┌──
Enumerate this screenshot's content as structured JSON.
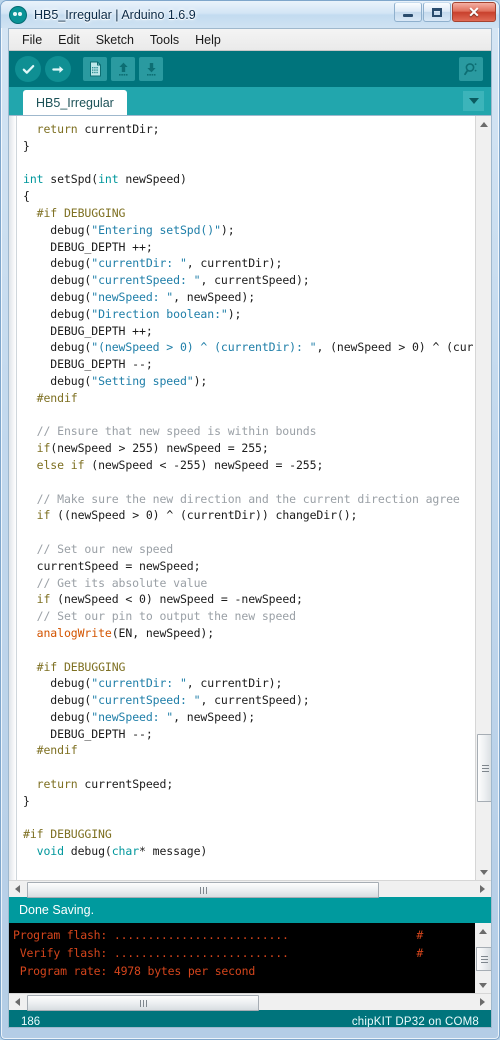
{
  "window": {
    "title": "HB5_Irregular | Arduino 1.6.9",
    "app_icon": "arduino-infinity-icon",
    "controls": {
      "minimize": "minimize-icon",
      "maximize": "maximize-icon",
      "close": "✕"
    }
  },
  "menubar": {
    "items": [
      {
        "label": "File"
      },
      {
        "label": "Edit"
      },
      {
        "label": "Sketch"
      },
      {
        "label": "Tools"
      },
      {
        "label": "Help"
      }
    ]
  },
  "toolbar": {
    "buttons": [
      {
        "name": "verify-button",
        "icon": "check-icon",
        "tooltip": "Verify"
      },
      {
        "name": "upload-button",
        "icon": "right-arrow-icon",
        "tooltip": "Upload"
      },
      {
        "name": "new-button",
        "icon": "new-file-icon",
        "tooltip": "New"
      },
      {
        "name": "open-button",
        "icon": "up-arrow-icon",
        "tooltip": "Open"
      },
      {
        "name": "save-button",
        "icon": "down-arrow-icon",
        "tooltip": "Save"
      }
    ],
    "serial_monitor": {
      "icon": "magnifier-icon",
      "tooltip": "Serial Monitor"
    }
  },
  "tabs": {
    "active": "HB5_Irregular",
    "menu_icon": "chevron-down-icon"
  },
  "editor": {
    "code": "  return currentDir;\n}\n\nint setSpd(int newSpeed)\n{\n  #if DEBUGGING\n    debug(\"Entering setSpd()\");\n    DEBUG_DEPTH ++;\n    debug(\"currentDir: \", currentDir);\n    debug(\"currentSpeed: \", currentSpeed);\n    debug(\"newSpeed: \", newSpeed);\n    debug(\"Direction boolean:\");\n    DEBUG_DEPTH ++;\n    debug(\"(newSpeed > 0) ^ (currentDir): \", (newSpeed > 0) ^ (cur\n    DEBUG_DEPTH --;\n    debug(\"Setting speed\");\n  #endif\n\n  // Ensure that new speed is within bounds\n  if(newSpeed > 255) newSpeed = 255;\n  else if (newSpeed < -255) newSpeed = -255;\n\n  // Make sure the new direction and the current direction agree\n  if ((newSpeed > 0) ^ (currentDir)) changeDir();\n\n  // Set our new speed\n  currentSpeed = newSpeed;\n  // Get its absolute value\n  if (newSpeed < 0) newSpeed = -newSpeed;\n  // Set our pin to output the new speed\n  analogWrite(EN, newSpeed);\n\n  #if DEBUGGING\n    debug(\"currentDir: \", currentDir);\n    debug(\"currentSpeed: \", currentSpeed);\n    debug(\"newSpeed: \", newSpeed);\n    DEBUG_DEPTH --;\n  #endif\n\n  return currentSpeed;\n}\n\n#if DEBUGGING\n  void debug(char* message)",
    "vertical_scrollbar": {
      "up_icon": "caret-up-icon",
      "down_icon": "caret-down-icon"
    },
    "horizontal_scrollbar": {
      "left_icon": "caret-left-icon",
      "right_icon": "caret-right-icon"
    }
  },
  "status_message": {
    "text": "Done Saving."
  },
  "console": {
    "lines": [
      "Program flash: ..........................                   #",
      " Verify flash: ..........................                   #",
      " Program rate: 4978 bytes per second"
    ],
    "text_color": "#d4451c",
    "background": "#000000",
    "horizontal_scrollbar": {
      "left_icon": "caret-left-icon",
      "right_icon": "caret-right-icon"
    },
    "vertical_scrollbar": {
      "up_icon": "caret-up-icon",
      "down_icon": "caret-down-icon"
    }
  },
  "statusbar": {
    "line_number": "186",
    "board": "chipKIT DP32 on COM8"
  },
  "theme": {
    "toolbar_bg": "#00747c",
    "tabbar_bg": "#22a6ad",
    "status_bg": "#009a9e",
    "statusbar_bg": "#00747c",
    "keyword_color": "#00979c",
    "preprocessor_color": "#7e7022",
    "string_color": "#1e7ea8",
    "comment_color": "#9aa0a6",
    "function_color": "#d35400"
  }
}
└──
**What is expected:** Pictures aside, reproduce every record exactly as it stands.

**Answer space:**
Enumerate this screenshot's content as structured JSON.
{
  "window": {
    "title": "HB5_Irregular | Arduino 1.6.9",
    "app_icon": "arduino-infinity-icon",
    "controls": {
      "minimize": "minimize-icon",
      "maximize": "maximize-icon",
      "close": "✕"
    }
  },
  "menubar": {
    "items": [
      {
        "label": "File"
      },
      {
        "label": "Edit"
      },
      {
        "label": "Sketch"
      },
      {
        "label": "Tools"
      },
      {
        "label": "Help"
      }
    ]
  },
  "toolbar": {
    "buttons": [
      {
        "name": "verify-button",
        "icon": "check-icon",
        "tooltip": "Verify"
      },
      {
        "name": "upload-button",
        "icon": "right-arrow-icon",
        "tooltip": "Upload"
      },
      {
        "name": "new-button",
        "icon": "new-file-icon",
        "tooltip": "New"
      },
      {
        "name": "open-button",
        "icon": "up-arrow-icon",
        "tooltip": "Open"
      },
      {
        "name": "save-button",
        "icon": "down-arrow-icon",
        "tooltip": "Save"
      }
    ],
    "serial_monitor": {
      "icon": "magnifier-icon",
      "tooltip": "Serial Monitor"
    }
  },
  "tabs": {
    "active": "HB5_Irregular",
    "menu_icon": "chevron-down-icon"
  },
  "editor": {
    "code": "  return currentDir;\n}\n\nint setSpd(int newSpeed)\n{\n  #if DEBUGGING\n    debug(\"Entering setSpd()\");\n    DEBUG_DEPTH ++;\n    debug(\"currentDir: \", currentDir);\n    debug(\"currentSpeed: \", currentSpeed);\n    debug(\"newSpeed: \", newSpeed);\n    debug(\"Direction boolean:\");\n    DEBUG_DEPTH ++;\n    debug(\"(newSpeed > 0) ^ (currentDir): \", (newSpeed > 0) ^ (cur\n    DEBUG_DEPTH --;\n    debug(\"Setting speed\");\n  #endif\n\n  // Ensure that new speed is within bounds\n  if(newSpeed > 255) newSpeed = 255;\n  else if (newSpeed < -255) newSpeed = -255;\n\n  // Make sure the new direction and the current direction agree\n  if ((newSpeed > 0) ^ (currentDir)) changeDir();\n\n  // Set our new speed\n  currentSpeed = newSpeed;\n  // Get its absolute value\n  if (newSpeed < 0) newSpeed = -newSpeed;\n  // Set our pin to output the new speed\n  analogWrite(EN, newSpeed);\n\n  #if DEBUGGING\n    debug(\"currentDir: \", currentDir);\n    debug(\"currentSpeed: \", currentSpeed);\n    debug(\"newSpeed: \", newSpeed);\n    DEBUG_DEPTH --;\n  #endif\n\n  return currentSpeed;\n}\n\n#if DEBUGGING\n  void debug(char* message)",
    "vertical_scrollbar": {
      "up_icon": "caret-up-icon",
      "down_icon": "caret-down-icon"
    },
    "horizontal_scrollbar": {
      "left_icon": "caret-left-icon",
      "right_icon": "caret-right-icon"
    }
  },
  "status_message": {
    "text": "Done Saving."
  },
  "console": {
    "lines": [
      "Program flash: ..........................                   #",
      " Verify flash: ..........................                   #",
      " Program rate: 4978 bytes per second"
    ],
    "text_color": "#d4451c",
    "background": "#000000",
    "horizontal_scrollbar": {
      "left_icon": "caret-left-icon",
      "right_icon": "caret-right-icon"
    },
    "vertical_scrollbar": {
      "up_icon": "caret-up-icon",
      "down_icon": "caret-down-icon"
    }
  },
  "statusbar": {
    "line_number": "186",
    "board": "chipKIT DP32 on COM8"
  },
  "theme": {
    "toolbar_bg": "#00747c",
    "tabbar_bg": "#22a6ad",
    "status_bg": "#009a9e",
    "statusbar_bg": "#00747c",
    "keyword_color": "#00979c",
    "preprocessor_color": "#7e7022",
    "string_color": "#1e7ea8",
    "comment_color": "#9aa0a6",
    "function_color": "#d35400"
  }
}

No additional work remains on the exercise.